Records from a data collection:

■ ■ ■ ■ ■ ■ ■

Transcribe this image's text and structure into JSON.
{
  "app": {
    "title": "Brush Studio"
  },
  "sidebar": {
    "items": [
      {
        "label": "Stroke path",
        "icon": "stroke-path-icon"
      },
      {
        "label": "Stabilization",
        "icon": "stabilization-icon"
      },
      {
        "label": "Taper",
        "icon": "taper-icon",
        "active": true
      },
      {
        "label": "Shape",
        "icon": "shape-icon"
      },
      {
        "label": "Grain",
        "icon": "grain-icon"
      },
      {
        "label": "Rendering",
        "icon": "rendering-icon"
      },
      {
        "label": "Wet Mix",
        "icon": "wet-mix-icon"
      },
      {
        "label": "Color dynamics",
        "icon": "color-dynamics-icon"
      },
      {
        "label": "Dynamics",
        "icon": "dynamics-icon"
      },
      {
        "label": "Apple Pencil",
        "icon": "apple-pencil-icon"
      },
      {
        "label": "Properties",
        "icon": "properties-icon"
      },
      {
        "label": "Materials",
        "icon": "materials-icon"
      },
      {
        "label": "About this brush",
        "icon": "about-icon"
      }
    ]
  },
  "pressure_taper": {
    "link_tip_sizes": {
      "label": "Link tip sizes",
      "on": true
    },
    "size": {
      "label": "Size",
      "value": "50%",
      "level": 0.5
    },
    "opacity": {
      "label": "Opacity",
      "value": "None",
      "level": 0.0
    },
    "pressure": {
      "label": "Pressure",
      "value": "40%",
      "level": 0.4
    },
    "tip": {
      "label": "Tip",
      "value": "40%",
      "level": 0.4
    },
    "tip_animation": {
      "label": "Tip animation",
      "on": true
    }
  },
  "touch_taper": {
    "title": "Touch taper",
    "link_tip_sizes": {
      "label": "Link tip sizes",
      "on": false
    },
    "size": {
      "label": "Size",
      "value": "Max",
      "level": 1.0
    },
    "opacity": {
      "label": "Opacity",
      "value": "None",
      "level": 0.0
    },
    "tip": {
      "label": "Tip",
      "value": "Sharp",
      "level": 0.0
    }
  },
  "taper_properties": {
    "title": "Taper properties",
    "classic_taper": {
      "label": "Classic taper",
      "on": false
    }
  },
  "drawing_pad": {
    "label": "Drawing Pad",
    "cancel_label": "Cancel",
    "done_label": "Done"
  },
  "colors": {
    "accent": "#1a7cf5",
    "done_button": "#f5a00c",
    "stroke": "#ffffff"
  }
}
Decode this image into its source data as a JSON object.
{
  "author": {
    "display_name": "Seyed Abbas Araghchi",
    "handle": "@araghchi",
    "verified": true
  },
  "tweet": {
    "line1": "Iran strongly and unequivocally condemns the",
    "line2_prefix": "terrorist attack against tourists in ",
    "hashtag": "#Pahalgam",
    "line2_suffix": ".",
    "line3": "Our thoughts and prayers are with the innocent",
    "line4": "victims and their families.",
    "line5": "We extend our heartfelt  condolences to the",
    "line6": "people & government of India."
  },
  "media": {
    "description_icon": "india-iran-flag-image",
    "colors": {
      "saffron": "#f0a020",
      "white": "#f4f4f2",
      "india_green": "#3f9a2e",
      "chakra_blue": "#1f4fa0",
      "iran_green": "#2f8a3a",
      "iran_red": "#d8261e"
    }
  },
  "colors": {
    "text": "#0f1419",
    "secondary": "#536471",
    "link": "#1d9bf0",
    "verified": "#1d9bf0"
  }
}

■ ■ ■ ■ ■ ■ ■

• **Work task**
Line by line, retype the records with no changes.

• **Answer box**
Transcribe this image's text and structure into JSON.
{
  "app": {
    "title": "Brush Studio"
  },
  "sidebar": {
    "items": [
      {
        "label": "Stroke path",
        "icon": "stroke-path-icon"
      },
      {
        "label": "Stabilization",
        "icon": "stabilization-icon"
      },
      {
        "label": "Taper",
        "icon": "taper-icon",
        "active": true
      },
      {
        "label": "Shape",
        "icon": "shape-icon"
      },
      {
        "label": "Grain",
        "icon": "grain-icon"
      },
      {
        "label": "Rendering",
        "icon": "rendering-icon"
      },
      {
        "label": "Wet Mix",
        "icon": "wet-mix-icon"
      },
      {
        "label": "Color dynamics",
        "icon": "color-dynamics-icon"
      },
      {
        "label": "Dynamics",
        "icon": "dynamics-icon"
      },
      {
        "label": "Apple Pencil",
        "icon": "apple-pencil-icon"
      },
      {
        "label": "Properties",
        "icon": "properties-icon"
      },
      {
        "label": "Materials",
        "icon": "materials-icon"
      },
      {
        "label": "About this brush",
        "icon": "about-icon"
      }
    ]
  },
  "pressure_taper": {
    "link_tip_sizes": {
      "label": "Link tip sizes",
      "on": true
    },
    "size": {
      "label": "Size",
      "value": "50%",
      "level": 0.5
    },
    "opacity": {
      "label": "Opacity",
      "value": "None",
      "level": 0.0
    },
    "pressure": {
      "label": "Pressure",
      "value": "40%",
      "level": 0.4
    },
    "tip": {
      "label": "Tip",
      "value": "40%",
      "level": 0.4
    },
    "tip_animation": {
      "label": "Tip animation",
      "on": true
    }
  },
  "touch_taper": {
    "title": "Touch taper",
    "link_tip_sizes": {
      "label": "Link tip sizes",
      "on": false
    },
    "size": {
      "label": "Size",
      "value": "Max",
      "level": 1.0
    },
    "opacity": {
      "label": "Opacity",
      "value": "None",
      "level": 0.0
    },
    "tip": {
      "label": "Tip",
      "value": "Sharp",
      "level": 0.0
    }
  },
  "taper_properties": {
    "title": "Taper properties",
    "classic_taper": {
      "label": "Classic taper",
      "on": false
    }
  },
  "drawing_pad": {
    "label": "Drawing Pad",
    "cancel_label": "Cancel",
    "done_label": "Done"
  },
  "colors": {
    "accent": "#1a7cf5",
    "done_button": "#f5a00c",
    "stroke": "#ffffff"
  }
}
Decode this image into its source data as a JSON object.
{
  "author": {
    "display_name": "Seyed Abbas Araghchi",
    "handle": "@araghchi",
    "verified": true
  },
  "tweet": {
    "line1": "Iran strongly and unequivocally condemns the",
    "line2_prefix": "terrorist attack against tourists in ",
    "hashtag": "#Pahalgam",
    "line2_suffix": ".",
    "line3": "Our thoughts and prayers are with the innocent",
    "line4": "victims and their families.",
    "line5": "We extend our heartfelt  condolences to the",
    "line6": "people & government of India."
  },
  "media": {
    "description_icon": "india-iran-flag-image",
    "colors": {
      "saffron": "#f0a020",
      "white": "#f4f4f2",
      "india_green": "#3f9a2e",
      "chakra_blue": "#1f4fa0",
      "iran_green": "#2f8a3a",
      "iran_red": "#d8261e"
    }
  },
  "colors": {
    "text": "#0f1419",
    "secondary": "#536471",
    "link": "#1d9bf0",
    "verified": "#1d9bf0"
  }
}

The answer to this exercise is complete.